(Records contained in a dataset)
<<<<

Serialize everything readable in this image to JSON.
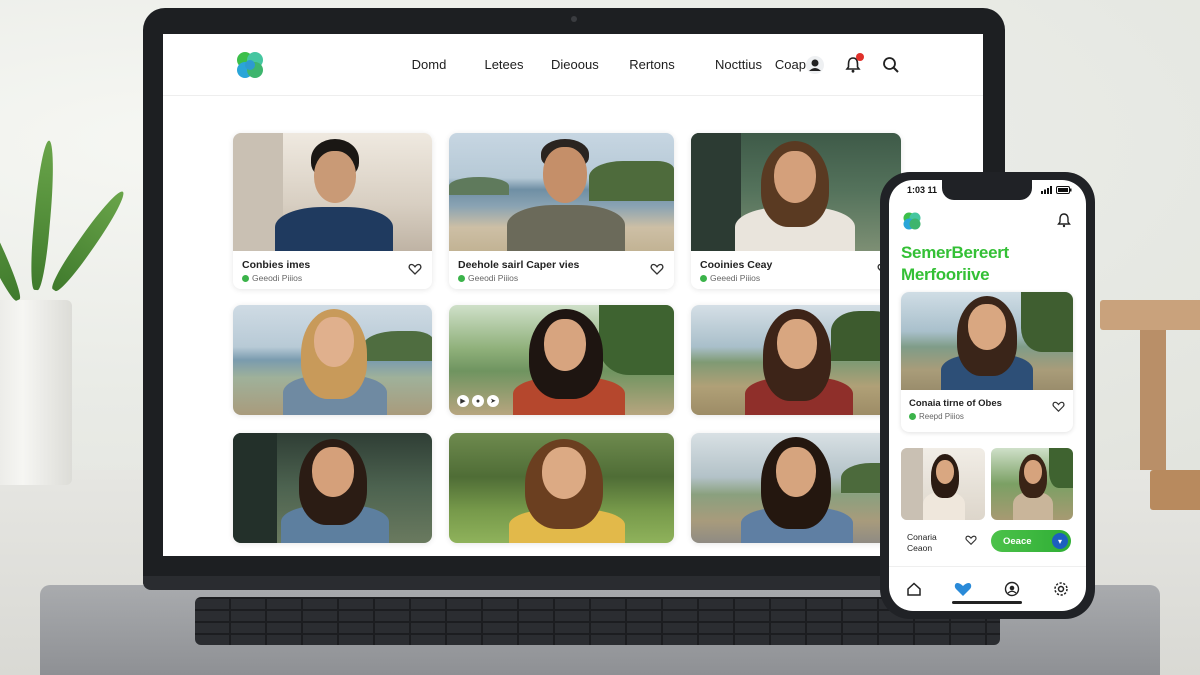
{
  "nav": {
    "links": [
      "Domd",
      "Letees",
      "Dieoous",
      "Rertons",
      "Nocttius",
      "Coape"
    ],
    "icons": [
      "user-icon",
      "bell-icon",
      "search-icon"
    ]
  },
  "cards": [
    {
      "title": "Conbies imes",
      "subtitle": "Geeodi Piiios"
    },
    {
      "title": "Deehole sairl Caper vies",
      "subtitle": "Geeodi Piiios"
    },
    {
      "title": "Cooinies Ceay",
      "subtitle": "Geeedi Piiios"
    }
  ],
  "phone": {
    "time": "1:03 11",
    "heading_line1": "SemerBereert",
    "heading_line2": "Merfooriive",
    "featured_title": "Conaia tirne of Obes",
    "featured_subtitle": "Reepd Piiios",
    "small_title_line1": "Conaria",
    "small_title_line2": "Ceaon",
    "button_label": "Oeace",
    "tabs": [
      "home-icon",
      "heart-icon",
      "profile-icon",
      "settings-icon"
    ]
  },
  "colors": {
    "brand_green": "#34c036",
    "accent_blue": "#1d5fbf",
    "notification_red": "#e0302a"
  }
}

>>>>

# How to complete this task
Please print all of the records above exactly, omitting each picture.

# Written solution
Serialize everything readable in this image to JSON.
{
  "nav": {
    "links": [
      "Domd",
      "Letees",
      "Dieoous",
      "Rertons",
      "Nocttius",
      "Coape"
    ],
    "icons": [
      "user-icon",
      "bell-icon",
      "search-icon"
    ]
  },
  "cards": [
    {
      "title": "Conbies imes",
      "subtitle": "Geeodi Piiios"
    },
    {
      "title": "Deehole sairl Caper vies",
      "subtitle": "Geeodi Piiios"
    },
    {
      "title": "Cooinies Ceay",
      "subtitle": "Geeedi Piiios"
    }
  ],
  "phone": {
    "time": "1:03 11",
    "heading_line1": "SemerBereert",
    "heading_line2": "Merfooriive",
    "featured_title": "Conaia tirne of Obes",
    "featured_subtitle": "Reepd Piiios",
    "small_title_line1": "Conaria",
    "small_title_line2": "Ceaon",
    "button_label": "Oeace",
    "tabs": [
      "home-icon",
      "heart-icon",
      "profile-icon",
      "settings-icon"
    ]
  },
  "colors": {
    "brand_green": "#34c036",
    "accent_blue": "#1d5fbf",
    "notification_red": "#e0302a"
  }
}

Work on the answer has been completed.